(Component data from apps and pages)
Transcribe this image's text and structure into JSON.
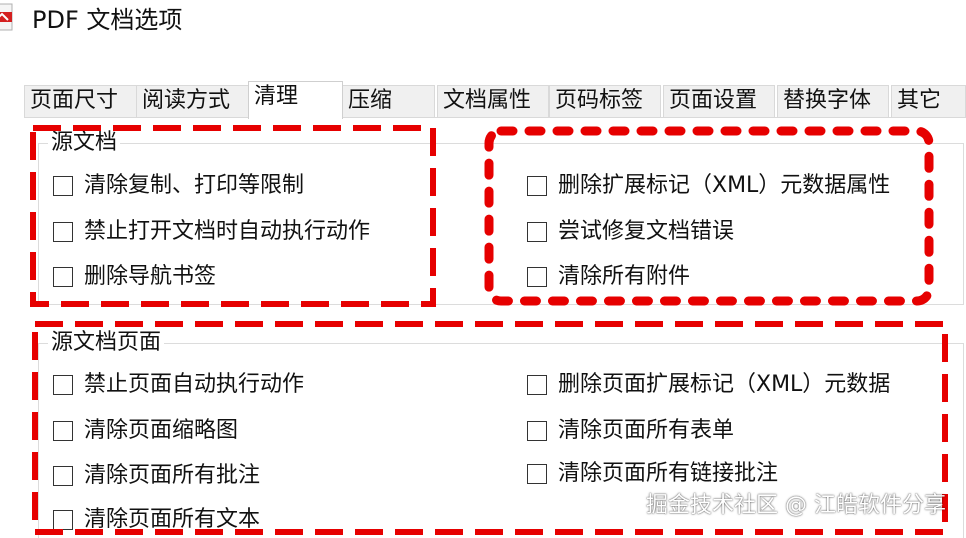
{
  "window": {
    "title": "PDF 文档选项"
  },
  "tabs": [
    {
      "label": "页面尺寸",
      "active": false
    },
    {
      "label": "阅读方式",
      "active": false
    },
    {
      "label": "清理",
      "active": true
    },
    {
      "label": "压缩",
      "active": false
    },
    {
      "label": "文档属性",
      "active": false
    },
    {
      "label": "页码标签",
      "active": false
    },
    {
      "label": "页面设置",
      "active": false
    },
    {
      "label": "替换字体",
      "active": false
    },
    {
      "label": "其它",
      "active": false
    }
  ],
  "source_document": {
    "title": "源文档",
    "options": [
      {
        "label": "清除复制、打印等限制",
        "checked": false
      },
      {
        "label": "禁止打开文档时自动执行动作",
        "checked": false
      },
      {
        "label": "删除导航书签",
        "checked": false
      },
      {
        "label": "删除扩展标记（XML）元数据属性",
        "checked": false
      },
      {
        "label": "尝试修复文档错误",
        "checked": false
      },
      {
        "label": "清除所有附件",
        "checked": false
      }
    ]
  },
  "source_pages": {
    "title": "源文档页面",
    "options": [
      {
        "label": "禁止页面自动执行动作",
        "checked": false
      },
      {
        "label": "清除页面缩略图",
        "checked": false
      },
      {
        "label": "清除页面所有批注",
        "checked": false
      },
      {
        "label": "清除页面所有文本",
        "checked": false
      },
      {
        "label": "删除页面扩展标记（XML）元数据",
        "checked": false
      },
      {
        "label": "清除页面所有表单",
        "checked": false
      },
      {
        "label": "清除页面所有链接批注",
        "checked": false
      }
    ]
  },
  "annotation_color": "#e60000",
  "watermark": "掘金技术社区 @ 江皓软件分享"
}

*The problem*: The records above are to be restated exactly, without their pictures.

*Response to this exercise*:
Transcribe this image's text and structure into JSON.
{
  "window": {
    "title": "PDF 文档选项"
  },
  "tabs": [
    {
      "label": "页面尺寸",
      "active": false
    },
    {
      "label": "阅读方式",
      "active": false
    },
    {
      "label": "清理",
      "active": true
    },
    {
      "label": "压缩",
      "active": false
    },
    {
      "label": "文档属性",
      "active": false
    },
    {
      "label": "页码标签",
      "active": false
    },
    {
      "label": "页面设置",
      "active": false
    },
    {
      "label": "替换字体",
      "active": false
    },
    {
      "label": "其它",
      "active": false
    }
  ],
  "source_document": {
    "title": "源文档",
    "options": [
      {
        "label": "清除复制、打印等限制",
        "checked": false
      },
      {
        "label": "禁止打开文档时自动执行动作",
        "checked": false
      },
      {
        "label": "删除导航书签",
        "checked": false
      },
      {
        "label": "删除扩展标记（XML）元数据属性",
        "checked": false
      },
      {
        "label": "尝试修复文档错误",
        "checked": false
      },
      {
        "label": "清除所有附件",
        "checked": false
      }
    ]
  },
  "source_pages": {
    "title": "源文档页面",
    "options": [
      {
        "label": "禁止页面自动执行动作",
        "checked": false
      },
      {
        "label": "清除页面缩略图",
        "checked": false
      },
      {
        "label": "清除页面所有批注",
        "checked": false
      },
      {
        "label": "清除页面所有文本",
        "checked": false
      },
      {
        "label": "删除页面扩展标记（XML）元数据",
        "checked": false
      },
      {
        "label": "清除页面所有表单",
        "checked": false
      },
      {
        "label": "清除页面所有链接批注",
        "checked": false
      }
    ]
  },
  "annotation_color": "#e60000",
  "watermark": "掘金技术社区 @ 江皓软件分享"
}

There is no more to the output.